──────── Data section ────────
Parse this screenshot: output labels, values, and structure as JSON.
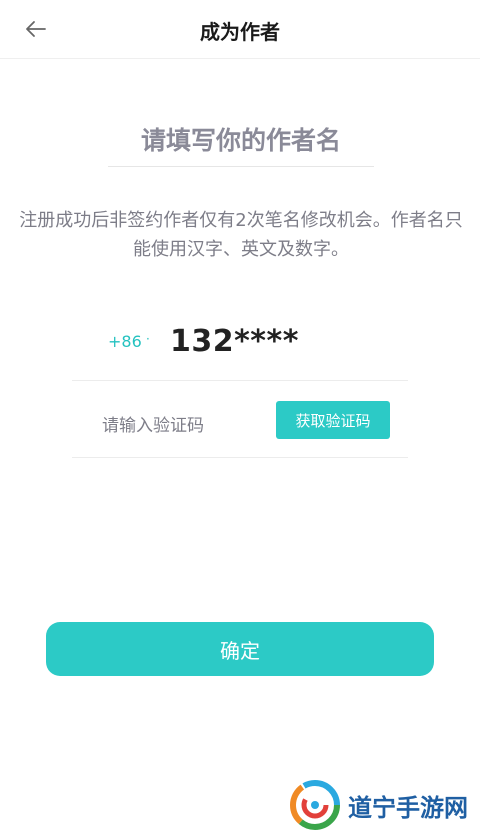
{
  "header": {
    "title": "成为作者",
    "back_icon": "arrow-left-icon"
  },
  "author_name": {
    "placeholder": "请填写你的作者名",
    "value": ""
  },
  "notice": "注册成功后非签约作者仅有2次笔名修改机会。作者名只能使用汉字、英文及数字。",
  "phone": {
    "country_code": "+86",
    "caret": "·",
    "number": "132****"
  },
  "verification": {
    "placeholder": "请输入验证码",
    "value": "",
    "get_code_label": "获取验证码"
  },
  "confirm_label": "确定",
  "watermark": {
    "text": "道宁手游网"
  },
  "colors": {
    "accent": "#2ccac6",
    "notice_text": "#7d7d88",
    "watermark_text": "#1f5fa3"
  }
}
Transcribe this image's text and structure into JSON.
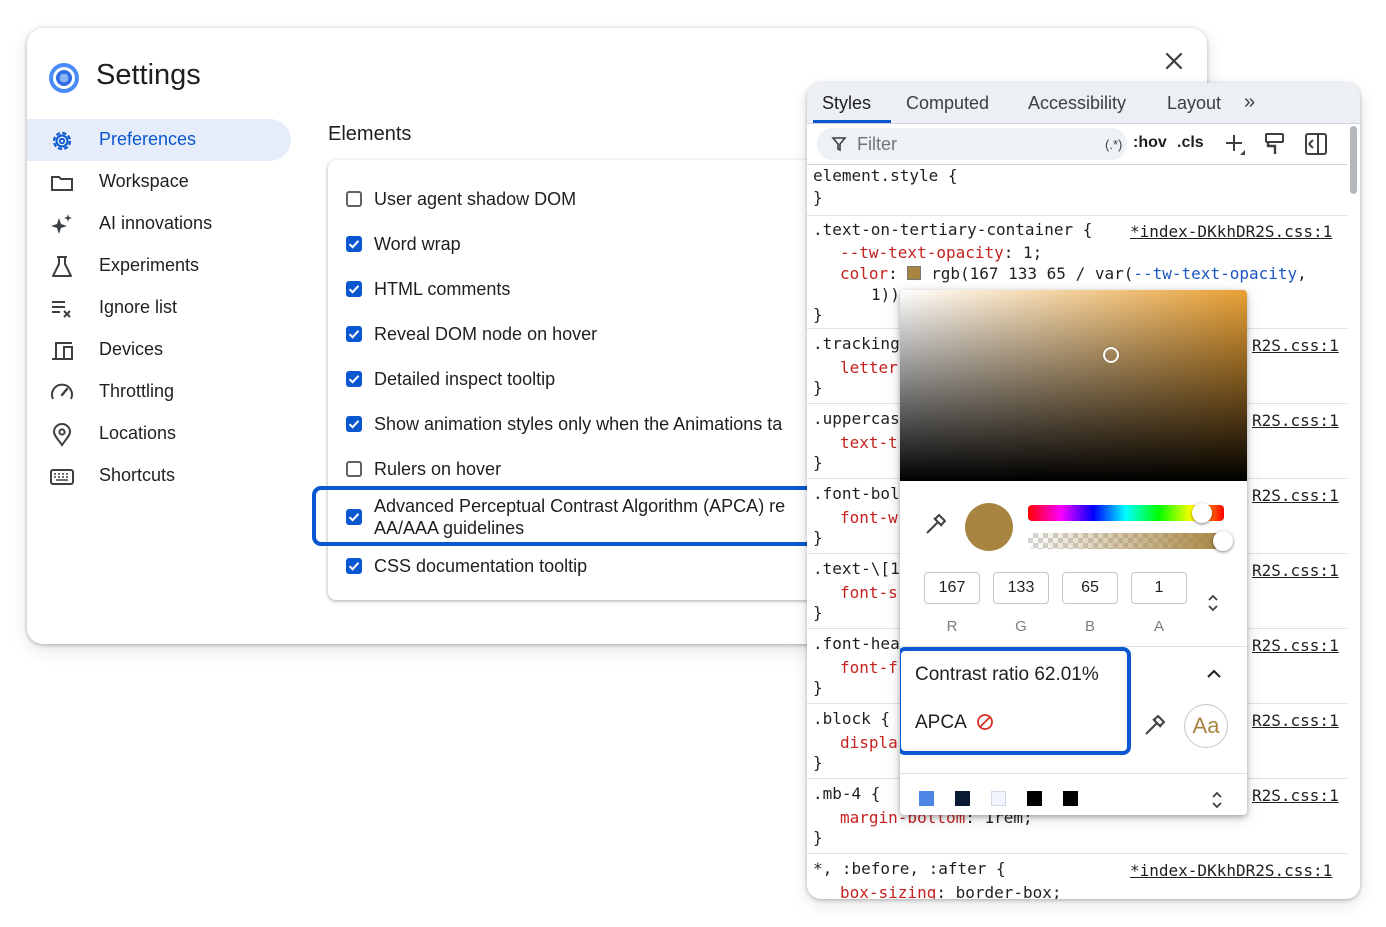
{
  "settings": {
    "title": "Settings",
    "nav": [
      {
        "label": "Preferences",
        "icon": "gear-icon",
        "active": true
      },
      {
        "label": "Workspace",
        "icon": "folder-icon"
      },
      {
        "label": "AI innovations",
        "icon": "sparkle-icon"
      },
      {
        "label": "Experiments",
        "icon": "flask-icon"
      },
      {
        "label": "Ignore list",
        "icon": "ignore-list-icon"
      },
      {
        "label": "Devices",
        "icon": "devices-icon"
      },
      {
        "label": "Throttling",
        "icon": "speedometer-icon"
      },
      {
        "label": "Locations",
        "icon": "location-pin-icon"
      },
      {
        "label": "Shortcuts",
        "icon": "keyboard-icon"
      }
    ],
    "section_heading": "Elements",
    "options": [
      {
        "label": "User agent shadow DOM",
        "checked": false
      },
      {
        "label": "Word wrap",
        "checked": true
      },
      {
        "label": "HTML comments",
        "checked": true
      },
      {
        "label": "Reveal DOM node on hover",
        "checked": true
      },
      {
        "label": "Detailed inspect tooltip",
        "checked": true
      },
      {
        "label": "Show animation styles only when the Animations ta",
        "checked": true
      },
      {
        "label": "Rulers on hover",
        "checked": false
      },
      {
        "label": "Advanced Perceptual Contrast Algorithm (APCA) re",
        "label_line2": "AA/AAA guidelines",
        "checked": true
      },
      {
        "label": "CSS documentation tooltip",
        "checked": true
      }
    ]
  },
  "devtools": {
    "tabs": [
      "Styles",
      "Computed",
      "Accessibility",
      "Layout"
    ],
    "active_tab": "Styles",
    "more_tabs": "»",
    "filter_placeholder": "Filter",
    "regex_btn": "(.*)",
    "hov_btn": ":hov",
    "cls_btn": ".cls",
    "rules": {
      "element_style": {
        "selector": "element.style {",
        "close": "}"
      },
      "text_on": {
        "selector": ".text-on-tertiary-container {",
        "source": "*index-DKkhDR2S.css:1",
        "p1_name": "--tw-text-opacity",
        "p1_value": "1;",
        "p2_name": "color",
        "p2_rgb": "rgb(167 133 65 / ",
        "p2_var_fn": "var(",
        "p2_var": "--tw-text-opacity",
        "p2_tail": ",",
        "p2_cont": "1))",
        "close": "}"
      },
      "tracking": {
        "selector": ".tracking",
        "prop": "letter",
        "source": "R2S.css:1",
        "close": "}"
      },
      "uppercase": {
        "selector": ".uppercas",
        "prop": "text-t",
        "source": "R2S.css:1",
        "close": "}"
      },
      "font_bold": {
        "selector": ".font-bol",
        "prop": "font-w",
        "source": "R2S.css:1",
        "close": "}"
      },
      "text_esc": {
        "selector": ".text-\\[1",
        "prop": "font-s",
        "source": "R2S.css:1",
        "close": "}"
      },
      "font_head": {
        "selector": ".font-hea",
        "prop": "font-f",
        "source": "R2S.css:1",
        "close": "}"
      },
      "block": {
        "selector": ".block {",
        "prop": "displa",
        "source": "R2S.css:1",
        "close": "}"
      },
      "mb4": {
        "selector": ".mb-4 {",
        "prop": "margin-bottom",
        "value": "1rem;",
        "source": "R2S.css:1",
        "close": "}"
      },
      "universal": {
        "selector": "*, :before, :after {",
        "prop": "box-sizing",
        "value": "border-box;",
        "source": "*index-DKkhDR2S.css:1"
      }
    }
  },
  "picker": {
    "color_hex": "#a78541",
    "r": "167",
    "g": "133",
    "b": "65",
    "a": "1",
    "r_label": "R",
    "g_label": "G",
    "b_label": "B",
    "a_label": "A",
    "contrast_label": "Contrast ratio",
    "contrast_value": "62.01%",
    "apca_label": "APCA",
    "preview_text": "Aa",
    "palette": [
      "#4f85e6",
      "#0a1a33",
      "#f0f5ff",
      "#000000",
      "#000000"
    ]
  }
}
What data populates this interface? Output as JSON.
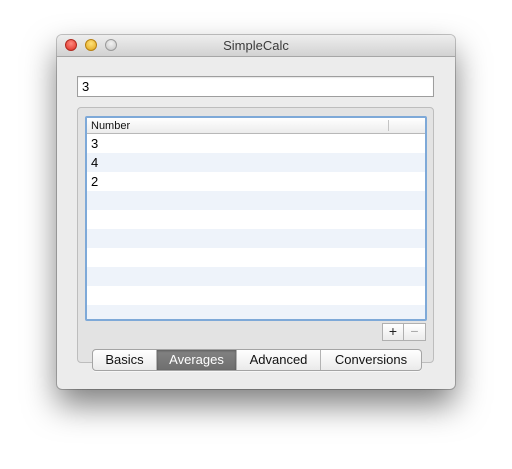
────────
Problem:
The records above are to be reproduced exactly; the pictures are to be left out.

Answer section:
Parse this screenshot: output labels, values, and structure as JSON.
{
  "header": {
    "title": "成为作者",
    "back_icon": "arrow-left-icon"
  },
  "author_name": {
    "placeholder": "请填写你的作者名",
    "value": ""
  },
  "notice": "注册成功后非签约作者仅有2次笔名修改机会。作者名只能使用汉字、英文及数字。",
  "phone": {
    "country_code": "+86",
    "caret": "·",
    "number": "132****"
  },
  "verification": {
    "placeholder": "请输入验证码",
    "value": "",
    "get_code_label": "获取验证码"
  },
  "confirm_label": "确定",
  "watermark": {
    "text": "道宁手游网"
  },
  "colors": {
    "accent": "#2ccac6",
    "notice_text": "#7d7d88",
    "watermark_text": "#1f5fa3"
  }
}
Transcribe this image's text and structure into JSON.
{
  "settings": {
    "title": "Settings",
    "nav": [
      {
        "label": "Preferences",
        "icon": "gear-icon",
        "active": true
      },
      {
        "label": "Workspace",
        "icon": "folder-icon"
      },
      {
        "label": "AI innovations",
        "icon": "sparkle-icon"
      },
      {
        "label": "Experiments",
        "icon": "flask-icon"
      },
      {
        "label": "Ignore list",
        "icon": "ignore-list-icon"
      },
      {
        "label": "Devices",
        "icon": "devices-icon"
      },
      {
        "label": "Throttling",
        "icon": "speedometer-icon"
      },
      {
        "label": "Locations",
        "icon": "location-pin-icon"
      },
      {
        "label": "Shortcuts",
        "icon": "keyboard-icon"
      }
    ],
    "section_heading": "Elements",
    "options": [
      {
        "label": "User agent shadow DOM",
        "checked": false
      },
      {
        "label": "Word wrap",
        "checked": true
      },
      {
        "label": "HTML comments",
        "checked": true
      },
      {
        "label": "Reveal DOM node on hover",
        "checked": true
      },
      {
        "label": "Detailed inspect tooltip",
        "checked": true
      },
      {
        "label": "Show animation styles only when the Animations ta",
        "checked": true
      },
      {
        "label": "Rulers on hover",
        "checked": false
      },
      {
        "label": "Advanced Perceptual Contrast Algorithm (APCA) re",
        "label_line2": "AA/AAA guidelines",
        "checked": true
      },
      {
        "label": "CSS documentation tooltip",
        "checked": true
      }
    ]
  },
  "devtools": {
    "tabs": [
      "Styles",
      "Computed",
      "Accessibility",
      "Layout"
    ],
    "active_tab": "Styles",
    "more_tabs": "»",
    "filter_placeholder": "Filter",
    "regex_btn": "(.*)",
    "hov_btn": ":hov",
    "cls_btn": ".cls",
    "rules": {
      "element_style": {
        "selector": "element.style {",
        "close": "}"
      },
      "text_on": {
        "selector": ".text-on-tertiary-container {",
        "source": "*index-DKkhDR2S.css:1",
        "p1_name": "--tw-text-opacity",
        "p1_value": "1;",
        "p2_name": "color",
        "p2_rgb": "rgb(167 133 65 / ",
        "p2_var_fn": "var(",
        "p2_var": "--tw-text-opacity",
        "p2_tail": ",",
        "p2_cont": "1))",
        "close": "}"
      },
      "tracking": {
        "selector": ".tracking",
        "prop": "letter",
        "source": "R2S.css:1",
        "close": "}"
      },
      "uppercase": {
        "selector": ".uppercas",
        "prop": "text-t",
        "source": "R2S.css:1",
        "close": "}"
      },
      "font_bold": {
        "selector": ".font-bol",
        "prop": "font-w",
        "source": "R2S.css:1",
        "close": "}"
      },
      "text_esc": {
        "selector": ".text-\\[1",
        "prop": "font-s",
        "source": "R2S.css:1",
        "close": "}"
      },
      "font_head": {
        "selector": ".font-hea",
        "prop": "font-f",
        "source": "R2S.css:1",
        "close": "}"
      },
      "block": {
        "selector": ".block {",
        "prop": "displa",
        "source": "R2S.css:1",
        "close": "}"
      },
      "mb4": {
        "selector": ".mb-4 {",
        "prop": "margin-bottom",
        "value": "1rem;",
        "source": "R2S.css:1",
        "close": "}"
      },
      "universal": {
        "selector": "*, :before, :after {",
        "prop": "box-sizing",
        "value": "border-box;",
        "source": "*index-DKkhDR2S.css:1"
      }
    }
  },
  "picker": {
    "color_hex": "#a78541",
    "r": "167",
    "g": "133",
    "b": "65",
    "a": "1",
    "r_label": "R",
    "g_label": "G",
    "b_label": "B",
    "a_label": "A",
    "contrast_label": "Contrast ratio",
    "contrast_value": "62.01%",
    "apca_label": "APCA",
    "preview_text": "Aa",
    "palette": [
      "#4f85e6",
      "#0a1a33",
      "#f0f5ff",
      "#000000",
      "#000000"
    ]
  }
}
What data populates this interface? Output as JSON.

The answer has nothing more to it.